Coming today to Deuteronomy 33-34, we observe that, after composing his song and teaching it to the Israelites, Moses now “pronounces a blessing on the Israelite tribes before his death” (verse 1). Moses tells the Israelites – and by extension, those of us who know the Lord - not to worry; “our strength will equal our days” (verse 25). In addition, “the eternal God is our refuge, and underneath are the everlasting arms” (verse 27). From this section, we need to recognize and understand two things: [1] worry robs us of our strength, and [2] there is no safer place to be than under the refuge of God’s everlasting arms. Moses says, “Who is like you, a peoples saved by the LORD?” (verse 29). Then, in chapter 34, we come to the end of Deuteronomy and see that Moses ascended Mount Nebo to view “the whole land – from Gilead to Dan, all of Naphtali, the territory of Ephraim and Manasseh, all the land of Judah, as far as the western sea, the Negev and the whole region from the Valley of Jericho, the City of Palms, as far as Zoar” (verses 1-3). Humbly, Moses “died there in Moab” (verse 5), and he knew that he would not descend from that mountain. By example, Moses entrusted himself without fear - in life and in death - into the Lord’s caring hands and presence. The book concludes with an epitaph: “No prophet has risen in Israel like Moses, whom the LORD knew face to face, who did all those miraculous signs and wonders the LORD sent him to do in Egypt – to Pharaoh and to all his officials and to his whole land. For no one has ever shown the mighty power or performed the awesome deeds that Moses did ih the sight of all Israel” (verses 10-12).

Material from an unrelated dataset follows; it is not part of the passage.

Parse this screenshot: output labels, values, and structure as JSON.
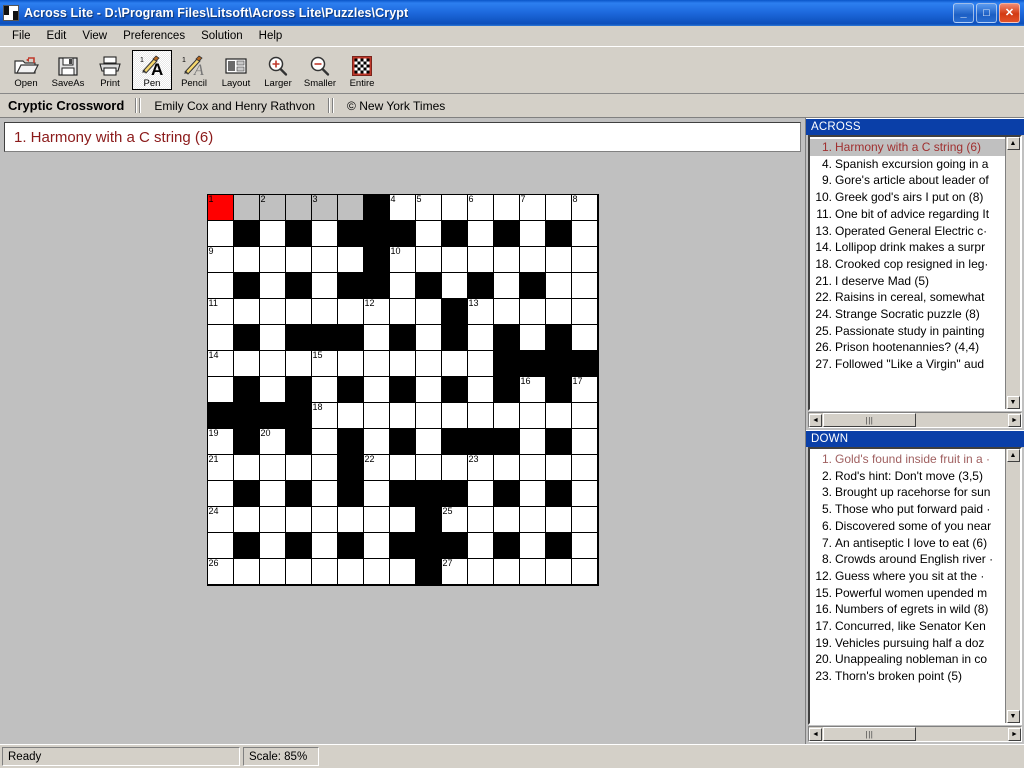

Psalm 49 was written by the Sons of Korah. It teaches us the reality of life and death in this world. It emphasizes the utter futility of trusting in oneself or in one’s wealth, and it reveals that we need not be rocket-scientists to understand its truth. “People … do not endure” (verse 12). Trusting in myself, I go into eternity like a senseless “beast,” and “death” becomes my “shepherd” (verses 13-14). How awful a prospect to be shepherded into eternity by death! Trusting in my wealth, I “lack understanding, take nothing with me, leave it all to others, and then die like a beast.” But, trusting in God, I am redeemed, and He takes “me to Himself” (verse 15). This coincides very well with our reading from the book of Luke today …

In Luke 20:27-21:4, we see that the Psalmist’s thoughts were similar to Christ’s on this issue of going into eternity. Jesus promised us the same hope for “God’s children” (Luke 20:36). Here, the Sadducees, quoting Moses, tried to present a “life after death” scenario that might trap Jesus into a dilemma, but His response is brilliant. Jesus also quoted Moses. The Sadducees’ scenario is really silly - seven husbands!! Really? We sometimes see this same thing today among Christians who want to dwell on random and insignificant things that lead them to miss the bigger biblical picture of what should be noticed. Applying the truth, Jesus corrected the false ideas of the Sadducees about the resurrection - that life does not end; death is merely a “shadow” (cf., Psalm 23). Death’s shadow passes over us and simply transfers us all from this realm of life to the next - regardless of what we believe about it. “To Him, all are alive” (Luke 20:38), and for those of us who are truly His “children,” we go to be with Him. So, according to Psalm 49:5, “why should I fear?” All of our passages today parallel nicely to confirm what God clearly tells us about death - it is not the end. No matter what we do in this world, and no matter how much we accumulate, we will “take nothing” (verse 17) with us when we die. If our life is wrapped up in our wealth or in striving for it, we are no better than animals that search life-long for resources but have no understanding why.

11 views0 comments

Recent Posts

See All


bottom of page